Chapter 1-4 Statistics Frequency Distribution And Population

In this chapter we discuss statistics frequency distribution and population.


the entire collection of individuals or objects about which information is desired. may be considered to be finite or infinite


a collection of data from every member of the population


a sub-collection or subset of a population selected for study


a numerical characteristic of a population


a numerical characteristic of a sample


the characteristic about which we are interested


the observations that have been collected

Qualitative Data

categorical or attribute data

Quantitative Data

numerical data

Discrete Data

count dataquantitative)

Continuous Data

measure dataquantitative)

Sampling Error

the difference between the result of a sample and the result for the entire population. caused by random fluctuations of the sample- i.e. by chance


bell-shaped distribution

Statistically Significant

observation that is extremely unlikely to happen simply by chance

Descriptive Statistics

the collection, presentation, and description of data

Inferential Statistics

interpreting the data in order to draw conclusions about the population, based on information obtained from a sample

Frequency Distribution

a chart or table giving the values of a variable together with their corresponding frequencies

Blood Type

example of a frequency distribution for qualitative data

Class Width

the difference between two consecutive lower class boundaries

Class Midpoints

the center value of each class

Relative Frequency

a proportional measure of frequency, calculated by dividing the frequency of that class by the total frequency of the data set

Pie Chart

a circular graph showing the relationships of parts to a whole, only one variable at a time may be displayed

Bar Graph

a rectangular graph representing quantities using heights of detached rectangles, generally used to display qualitative or discrete data, displays an ungrouped frequency distribution


a rectangular graph representing quantities using heights of attached rectangles, used to display continuous data, displays a grouped frequency

Elements of a Histogram

a title, a horizontal scaleidentifying the variable), a vertical scaleidentifying frequencies)

Stem and Leaf Display

combines graphing and sorting the data, split into the leading digits, the trailing digits


an unusually large or small data value with respect to its data set


a number line above which each data value is plotted as a point

Measures of Central Tendency

the middle or center of a data set, averages- mean, median, mode, midrange


mean, median, mode, midrange

Arithmetic Mean

adding the data values and dividing by the number of data values, balance point of a data set

X Bar

sample mean – statistic


population mean – parameter
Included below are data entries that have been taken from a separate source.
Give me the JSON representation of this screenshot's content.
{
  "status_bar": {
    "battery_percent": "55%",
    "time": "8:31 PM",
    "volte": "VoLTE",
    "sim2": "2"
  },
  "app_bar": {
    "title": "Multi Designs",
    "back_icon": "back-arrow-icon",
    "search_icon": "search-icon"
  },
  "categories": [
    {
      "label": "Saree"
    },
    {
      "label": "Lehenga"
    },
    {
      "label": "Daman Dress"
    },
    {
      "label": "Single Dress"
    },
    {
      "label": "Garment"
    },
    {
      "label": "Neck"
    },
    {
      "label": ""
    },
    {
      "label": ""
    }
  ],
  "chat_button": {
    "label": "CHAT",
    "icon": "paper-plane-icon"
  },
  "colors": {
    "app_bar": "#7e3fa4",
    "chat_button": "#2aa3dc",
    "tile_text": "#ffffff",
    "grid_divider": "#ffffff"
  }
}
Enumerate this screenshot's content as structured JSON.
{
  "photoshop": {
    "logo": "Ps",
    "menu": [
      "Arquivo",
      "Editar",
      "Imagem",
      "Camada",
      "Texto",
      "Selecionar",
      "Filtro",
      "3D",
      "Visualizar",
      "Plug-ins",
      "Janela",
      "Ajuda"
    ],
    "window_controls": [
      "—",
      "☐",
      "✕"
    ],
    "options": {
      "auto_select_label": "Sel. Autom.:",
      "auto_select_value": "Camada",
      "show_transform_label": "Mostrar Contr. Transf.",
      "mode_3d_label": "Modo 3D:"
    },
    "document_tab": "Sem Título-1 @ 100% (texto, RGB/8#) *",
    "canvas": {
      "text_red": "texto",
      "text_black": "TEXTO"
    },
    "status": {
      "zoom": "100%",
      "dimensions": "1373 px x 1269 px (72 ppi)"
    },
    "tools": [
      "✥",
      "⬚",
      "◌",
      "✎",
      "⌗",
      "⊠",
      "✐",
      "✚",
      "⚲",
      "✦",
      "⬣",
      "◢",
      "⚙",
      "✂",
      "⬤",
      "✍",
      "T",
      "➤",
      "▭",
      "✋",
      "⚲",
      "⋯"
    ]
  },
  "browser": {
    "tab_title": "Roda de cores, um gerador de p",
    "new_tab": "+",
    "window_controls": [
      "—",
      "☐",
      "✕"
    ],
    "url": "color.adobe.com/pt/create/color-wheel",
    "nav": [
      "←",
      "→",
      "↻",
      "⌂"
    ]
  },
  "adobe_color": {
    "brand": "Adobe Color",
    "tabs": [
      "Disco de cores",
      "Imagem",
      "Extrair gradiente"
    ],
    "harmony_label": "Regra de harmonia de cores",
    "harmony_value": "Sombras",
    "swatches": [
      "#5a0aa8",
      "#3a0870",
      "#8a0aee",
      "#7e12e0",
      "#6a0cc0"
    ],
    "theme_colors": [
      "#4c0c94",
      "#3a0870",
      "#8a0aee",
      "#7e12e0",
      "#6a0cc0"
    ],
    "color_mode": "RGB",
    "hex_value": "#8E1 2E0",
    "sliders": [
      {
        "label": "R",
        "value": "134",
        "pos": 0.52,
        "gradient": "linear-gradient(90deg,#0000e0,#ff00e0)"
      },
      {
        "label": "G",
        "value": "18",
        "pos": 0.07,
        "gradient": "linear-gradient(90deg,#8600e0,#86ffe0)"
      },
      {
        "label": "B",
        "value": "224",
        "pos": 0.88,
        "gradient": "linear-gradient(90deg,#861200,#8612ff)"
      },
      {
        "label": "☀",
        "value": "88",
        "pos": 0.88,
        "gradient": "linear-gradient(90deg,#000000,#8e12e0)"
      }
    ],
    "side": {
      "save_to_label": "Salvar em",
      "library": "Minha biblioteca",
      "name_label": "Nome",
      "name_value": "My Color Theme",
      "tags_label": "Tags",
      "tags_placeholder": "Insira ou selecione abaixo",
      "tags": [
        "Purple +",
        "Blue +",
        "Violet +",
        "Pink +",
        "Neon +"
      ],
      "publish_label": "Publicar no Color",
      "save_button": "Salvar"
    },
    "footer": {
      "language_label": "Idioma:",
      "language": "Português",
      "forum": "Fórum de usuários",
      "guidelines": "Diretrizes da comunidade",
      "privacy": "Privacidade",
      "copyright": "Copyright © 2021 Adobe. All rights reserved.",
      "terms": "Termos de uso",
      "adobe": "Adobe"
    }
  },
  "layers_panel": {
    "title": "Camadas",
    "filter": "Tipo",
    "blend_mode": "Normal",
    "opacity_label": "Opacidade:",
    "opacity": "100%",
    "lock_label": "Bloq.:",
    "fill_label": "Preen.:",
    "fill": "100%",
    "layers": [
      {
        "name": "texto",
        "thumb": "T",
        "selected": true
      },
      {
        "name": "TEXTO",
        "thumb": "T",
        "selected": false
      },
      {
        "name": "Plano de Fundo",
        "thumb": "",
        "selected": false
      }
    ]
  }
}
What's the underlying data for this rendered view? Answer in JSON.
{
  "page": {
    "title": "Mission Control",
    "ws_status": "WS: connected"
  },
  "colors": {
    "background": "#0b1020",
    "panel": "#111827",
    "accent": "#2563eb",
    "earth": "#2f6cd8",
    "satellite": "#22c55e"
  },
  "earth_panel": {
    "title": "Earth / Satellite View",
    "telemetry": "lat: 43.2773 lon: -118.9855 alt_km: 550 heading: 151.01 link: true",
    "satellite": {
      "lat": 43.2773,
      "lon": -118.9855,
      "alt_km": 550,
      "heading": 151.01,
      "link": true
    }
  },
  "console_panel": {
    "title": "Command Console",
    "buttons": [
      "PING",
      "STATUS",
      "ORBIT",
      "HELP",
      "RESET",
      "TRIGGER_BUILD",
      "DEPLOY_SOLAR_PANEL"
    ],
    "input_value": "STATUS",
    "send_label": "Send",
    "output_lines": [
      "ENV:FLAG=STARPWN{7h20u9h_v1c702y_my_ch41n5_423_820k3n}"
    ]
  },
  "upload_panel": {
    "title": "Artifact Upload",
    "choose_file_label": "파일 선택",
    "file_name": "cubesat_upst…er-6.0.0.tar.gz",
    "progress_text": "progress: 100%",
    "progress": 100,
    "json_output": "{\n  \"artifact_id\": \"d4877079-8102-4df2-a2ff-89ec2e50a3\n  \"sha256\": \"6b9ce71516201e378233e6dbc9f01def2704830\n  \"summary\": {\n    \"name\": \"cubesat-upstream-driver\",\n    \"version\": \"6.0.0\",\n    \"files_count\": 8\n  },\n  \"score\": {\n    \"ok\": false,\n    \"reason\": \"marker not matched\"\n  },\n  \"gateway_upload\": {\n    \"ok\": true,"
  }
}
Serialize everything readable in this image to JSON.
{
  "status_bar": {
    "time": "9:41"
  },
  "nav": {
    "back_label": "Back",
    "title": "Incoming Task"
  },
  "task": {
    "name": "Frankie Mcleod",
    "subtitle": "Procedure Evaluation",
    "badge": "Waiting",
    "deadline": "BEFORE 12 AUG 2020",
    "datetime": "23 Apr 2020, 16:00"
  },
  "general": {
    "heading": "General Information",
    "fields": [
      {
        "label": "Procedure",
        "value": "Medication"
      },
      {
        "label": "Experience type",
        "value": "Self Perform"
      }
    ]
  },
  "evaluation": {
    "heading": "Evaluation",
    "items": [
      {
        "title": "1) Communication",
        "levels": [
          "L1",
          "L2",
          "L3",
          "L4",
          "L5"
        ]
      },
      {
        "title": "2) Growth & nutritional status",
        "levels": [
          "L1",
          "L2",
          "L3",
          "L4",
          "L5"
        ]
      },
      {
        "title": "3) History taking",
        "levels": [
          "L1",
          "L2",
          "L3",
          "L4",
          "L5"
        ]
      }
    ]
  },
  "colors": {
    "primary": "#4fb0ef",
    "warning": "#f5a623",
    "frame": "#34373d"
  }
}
physical center of a data set


the most frequently occurring value in a data set


when two values occur with the same greatest frequency


the value midway between the lowest and highest values in a data set, L+H/2

Measures of Dispersion

measure the spread or variability of the data set


the difference between the largest and smallest values in a data set

Standard Deviation

the average distance of the data values from their mean

Within 1 Standard Deviation


Within 2 Standard Deviations


Within 3 Standard Deviations


Measures of Relative Standing

indicates the position of a data value in terms of its data set


gives the position of a data value in terms of standard deviations from its mean


divide an ordered data set into four equal parts

Five-Number Summary

Lowmin), Q1, medianQ2), Q3, and highmax)

Interquartile Range



______ that an event will occur is the relative frequency with which that event can be expected to occur


theoretical probability


empirical probability

Sample Space

the set of all possible outcomes of an experiment

Sample Points

the individual outcomes in a sample space


any subset of a sample space

A Complement

the set of all sample points in the sample space that do not belong to A

Compound Event

any event made up of two or more sample events

P(A or B)

probability that either A or B occurs

Mutually Exclusive

events cannot happen at the same time

General Addition Rule

P(A or B) = P(A) + P(B) – P(A and B)